To do
Your answer must be one number: the count of lines below that include "Receipts".
################
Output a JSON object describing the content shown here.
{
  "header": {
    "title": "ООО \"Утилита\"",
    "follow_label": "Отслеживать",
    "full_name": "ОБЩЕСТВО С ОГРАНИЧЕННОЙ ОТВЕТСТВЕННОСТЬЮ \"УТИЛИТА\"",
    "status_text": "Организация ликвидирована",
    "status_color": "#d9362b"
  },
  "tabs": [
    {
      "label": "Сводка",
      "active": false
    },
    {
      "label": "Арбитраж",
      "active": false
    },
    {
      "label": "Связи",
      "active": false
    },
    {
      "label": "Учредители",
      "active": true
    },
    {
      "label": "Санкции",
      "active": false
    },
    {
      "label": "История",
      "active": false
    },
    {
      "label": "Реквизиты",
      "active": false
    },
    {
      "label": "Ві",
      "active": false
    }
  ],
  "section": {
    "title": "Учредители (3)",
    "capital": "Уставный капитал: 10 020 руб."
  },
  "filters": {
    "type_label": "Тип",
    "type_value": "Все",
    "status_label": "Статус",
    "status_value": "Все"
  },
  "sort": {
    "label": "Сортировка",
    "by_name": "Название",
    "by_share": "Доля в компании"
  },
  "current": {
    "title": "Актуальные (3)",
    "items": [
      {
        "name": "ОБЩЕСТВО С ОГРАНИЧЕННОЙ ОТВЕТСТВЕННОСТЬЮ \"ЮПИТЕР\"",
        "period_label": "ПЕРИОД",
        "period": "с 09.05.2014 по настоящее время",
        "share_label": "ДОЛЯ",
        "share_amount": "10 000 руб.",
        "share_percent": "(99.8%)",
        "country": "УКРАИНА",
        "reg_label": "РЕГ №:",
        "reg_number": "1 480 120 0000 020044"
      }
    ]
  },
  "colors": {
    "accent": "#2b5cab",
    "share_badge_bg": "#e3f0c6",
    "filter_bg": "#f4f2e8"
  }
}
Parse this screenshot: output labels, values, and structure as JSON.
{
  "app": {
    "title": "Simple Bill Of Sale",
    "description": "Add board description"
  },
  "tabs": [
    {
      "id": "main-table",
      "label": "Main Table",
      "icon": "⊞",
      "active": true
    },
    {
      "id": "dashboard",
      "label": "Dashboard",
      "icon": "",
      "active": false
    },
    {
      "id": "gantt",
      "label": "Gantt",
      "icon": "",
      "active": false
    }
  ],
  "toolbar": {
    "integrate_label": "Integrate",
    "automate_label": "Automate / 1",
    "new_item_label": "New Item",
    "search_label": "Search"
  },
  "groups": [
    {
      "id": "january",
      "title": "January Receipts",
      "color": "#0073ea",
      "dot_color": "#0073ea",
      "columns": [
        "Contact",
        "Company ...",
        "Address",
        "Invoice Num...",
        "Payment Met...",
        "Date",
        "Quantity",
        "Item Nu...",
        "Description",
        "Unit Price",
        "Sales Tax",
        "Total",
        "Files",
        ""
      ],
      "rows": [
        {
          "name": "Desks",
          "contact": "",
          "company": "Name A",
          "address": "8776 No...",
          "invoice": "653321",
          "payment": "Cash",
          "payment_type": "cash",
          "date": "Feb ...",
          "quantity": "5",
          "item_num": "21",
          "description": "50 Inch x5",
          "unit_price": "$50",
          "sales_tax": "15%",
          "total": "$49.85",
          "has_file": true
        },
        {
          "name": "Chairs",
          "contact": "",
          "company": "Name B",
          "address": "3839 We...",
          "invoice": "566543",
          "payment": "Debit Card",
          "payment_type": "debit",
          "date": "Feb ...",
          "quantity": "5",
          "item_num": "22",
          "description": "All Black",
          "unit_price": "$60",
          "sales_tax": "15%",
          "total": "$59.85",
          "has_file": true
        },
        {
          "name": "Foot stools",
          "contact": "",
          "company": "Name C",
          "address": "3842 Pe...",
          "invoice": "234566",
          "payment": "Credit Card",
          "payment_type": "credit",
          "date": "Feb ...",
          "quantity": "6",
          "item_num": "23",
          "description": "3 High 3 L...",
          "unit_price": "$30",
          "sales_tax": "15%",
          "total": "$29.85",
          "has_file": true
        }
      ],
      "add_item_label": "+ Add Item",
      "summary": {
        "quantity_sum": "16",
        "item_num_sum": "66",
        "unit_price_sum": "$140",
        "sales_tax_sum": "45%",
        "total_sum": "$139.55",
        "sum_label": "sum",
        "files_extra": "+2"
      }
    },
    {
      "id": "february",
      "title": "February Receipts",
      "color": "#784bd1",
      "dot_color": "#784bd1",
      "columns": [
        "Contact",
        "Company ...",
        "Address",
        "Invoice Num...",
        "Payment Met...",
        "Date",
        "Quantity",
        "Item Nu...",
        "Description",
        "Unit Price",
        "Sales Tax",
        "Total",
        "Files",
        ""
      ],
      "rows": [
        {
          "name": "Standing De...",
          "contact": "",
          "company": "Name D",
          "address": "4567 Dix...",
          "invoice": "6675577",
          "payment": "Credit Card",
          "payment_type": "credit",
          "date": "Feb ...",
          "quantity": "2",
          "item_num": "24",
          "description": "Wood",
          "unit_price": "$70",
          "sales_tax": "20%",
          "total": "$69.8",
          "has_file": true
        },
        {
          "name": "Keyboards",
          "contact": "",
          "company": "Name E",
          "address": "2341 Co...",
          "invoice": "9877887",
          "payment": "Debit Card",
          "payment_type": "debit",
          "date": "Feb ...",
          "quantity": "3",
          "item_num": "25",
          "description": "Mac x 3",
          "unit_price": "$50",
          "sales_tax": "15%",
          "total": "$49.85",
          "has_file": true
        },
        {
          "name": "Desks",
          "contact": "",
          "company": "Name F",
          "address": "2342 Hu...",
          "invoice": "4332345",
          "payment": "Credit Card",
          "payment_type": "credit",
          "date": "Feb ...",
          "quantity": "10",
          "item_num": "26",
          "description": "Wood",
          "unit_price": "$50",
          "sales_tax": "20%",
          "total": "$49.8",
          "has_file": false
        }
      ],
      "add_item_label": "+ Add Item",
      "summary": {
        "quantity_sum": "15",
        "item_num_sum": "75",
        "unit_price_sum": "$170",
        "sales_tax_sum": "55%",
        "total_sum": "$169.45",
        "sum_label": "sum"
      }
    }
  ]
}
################
Output
2